Required work - Where a line contains the word "naar", copy that line from the records below.

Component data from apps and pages
• • • • •
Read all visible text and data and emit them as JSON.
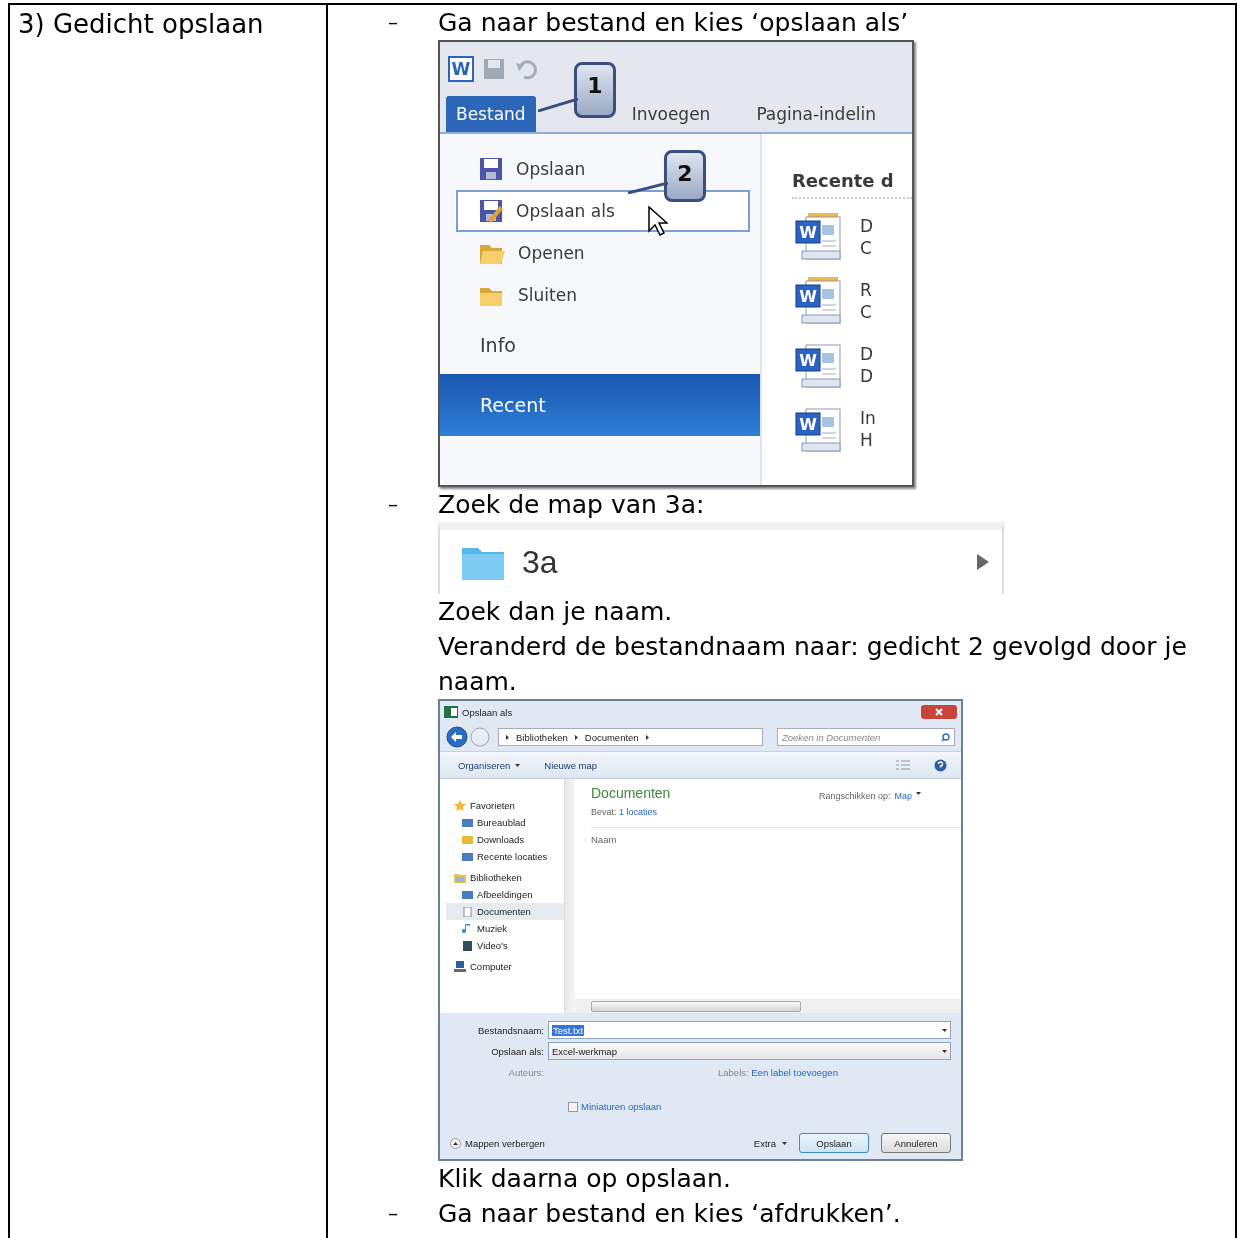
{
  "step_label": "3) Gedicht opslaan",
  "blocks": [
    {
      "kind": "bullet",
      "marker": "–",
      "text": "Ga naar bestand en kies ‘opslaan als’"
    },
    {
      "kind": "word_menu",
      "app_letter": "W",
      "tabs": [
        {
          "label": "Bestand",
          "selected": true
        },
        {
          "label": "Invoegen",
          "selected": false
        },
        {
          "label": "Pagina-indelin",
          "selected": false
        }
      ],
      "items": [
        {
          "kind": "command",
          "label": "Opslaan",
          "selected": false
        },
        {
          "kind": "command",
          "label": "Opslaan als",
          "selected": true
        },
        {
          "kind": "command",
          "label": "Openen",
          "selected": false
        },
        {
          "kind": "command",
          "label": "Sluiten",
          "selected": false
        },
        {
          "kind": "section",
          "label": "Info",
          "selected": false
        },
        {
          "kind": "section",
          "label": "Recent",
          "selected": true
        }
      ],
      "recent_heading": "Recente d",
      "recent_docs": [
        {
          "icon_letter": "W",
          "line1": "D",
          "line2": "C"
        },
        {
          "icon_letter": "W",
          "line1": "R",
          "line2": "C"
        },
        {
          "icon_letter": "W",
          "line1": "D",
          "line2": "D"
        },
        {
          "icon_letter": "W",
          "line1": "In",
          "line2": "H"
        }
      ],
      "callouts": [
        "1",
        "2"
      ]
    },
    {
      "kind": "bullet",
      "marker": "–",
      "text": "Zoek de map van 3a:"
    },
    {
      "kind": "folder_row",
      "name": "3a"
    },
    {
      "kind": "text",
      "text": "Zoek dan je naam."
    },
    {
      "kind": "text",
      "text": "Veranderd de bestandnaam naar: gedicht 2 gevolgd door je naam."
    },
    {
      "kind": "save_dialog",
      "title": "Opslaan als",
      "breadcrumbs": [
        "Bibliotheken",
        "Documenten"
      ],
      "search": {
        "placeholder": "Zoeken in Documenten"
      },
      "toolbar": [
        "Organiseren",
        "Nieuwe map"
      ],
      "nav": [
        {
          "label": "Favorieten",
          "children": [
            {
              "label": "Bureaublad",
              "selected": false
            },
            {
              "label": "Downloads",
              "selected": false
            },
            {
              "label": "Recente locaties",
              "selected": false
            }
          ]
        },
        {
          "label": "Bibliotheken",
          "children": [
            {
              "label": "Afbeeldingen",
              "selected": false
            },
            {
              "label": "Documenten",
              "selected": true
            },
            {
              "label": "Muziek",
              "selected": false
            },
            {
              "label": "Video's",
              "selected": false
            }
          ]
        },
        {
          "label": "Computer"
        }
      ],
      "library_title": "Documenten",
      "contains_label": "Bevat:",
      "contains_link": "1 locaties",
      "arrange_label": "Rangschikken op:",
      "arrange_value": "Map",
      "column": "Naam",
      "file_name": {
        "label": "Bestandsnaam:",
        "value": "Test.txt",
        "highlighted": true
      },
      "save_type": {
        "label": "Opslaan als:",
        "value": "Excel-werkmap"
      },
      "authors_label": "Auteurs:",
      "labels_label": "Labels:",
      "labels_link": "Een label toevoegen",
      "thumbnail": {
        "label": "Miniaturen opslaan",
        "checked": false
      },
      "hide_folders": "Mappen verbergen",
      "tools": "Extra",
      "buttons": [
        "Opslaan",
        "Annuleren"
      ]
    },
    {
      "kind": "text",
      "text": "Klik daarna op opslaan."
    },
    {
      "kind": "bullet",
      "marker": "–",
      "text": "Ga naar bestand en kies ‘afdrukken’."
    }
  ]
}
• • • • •
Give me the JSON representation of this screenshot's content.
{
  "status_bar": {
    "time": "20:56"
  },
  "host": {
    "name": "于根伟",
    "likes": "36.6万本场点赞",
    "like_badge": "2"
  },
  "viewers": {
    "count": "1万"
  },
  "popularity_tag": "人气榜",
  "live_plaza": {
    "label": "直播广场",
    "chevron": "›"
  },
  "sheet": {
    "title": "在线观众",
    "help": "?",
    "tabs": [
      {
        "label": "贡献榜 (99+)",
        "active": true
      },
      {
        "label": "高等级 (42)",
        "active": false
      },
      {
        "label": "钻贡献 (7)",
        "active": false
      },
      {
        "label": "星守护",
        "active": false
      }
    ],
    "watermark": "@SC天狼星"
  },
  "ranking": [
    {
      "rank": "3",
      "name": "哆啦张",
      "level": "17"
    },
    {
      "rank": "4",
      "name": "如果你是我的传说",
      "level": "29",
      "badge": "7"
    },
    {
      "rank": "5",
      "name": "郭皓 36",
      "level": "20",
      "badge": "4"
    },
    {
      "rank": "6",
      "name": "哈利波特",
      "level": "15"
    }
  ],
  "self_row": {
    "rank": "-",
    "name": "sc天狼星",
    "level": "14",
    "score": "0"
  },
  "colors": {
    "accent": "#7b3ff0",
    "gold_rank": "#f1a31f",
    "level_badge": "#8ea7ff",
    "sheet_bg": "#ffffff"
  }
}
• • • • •
Task response -
      "text": "Ga naar bestand en kies ‘opslaan als’"
      "text": "Veranderd de bestandnaam naar: gedicht 2 gevolgd door je naam."
      "text": "Ga naar bestand en kies ‘afdrukken’."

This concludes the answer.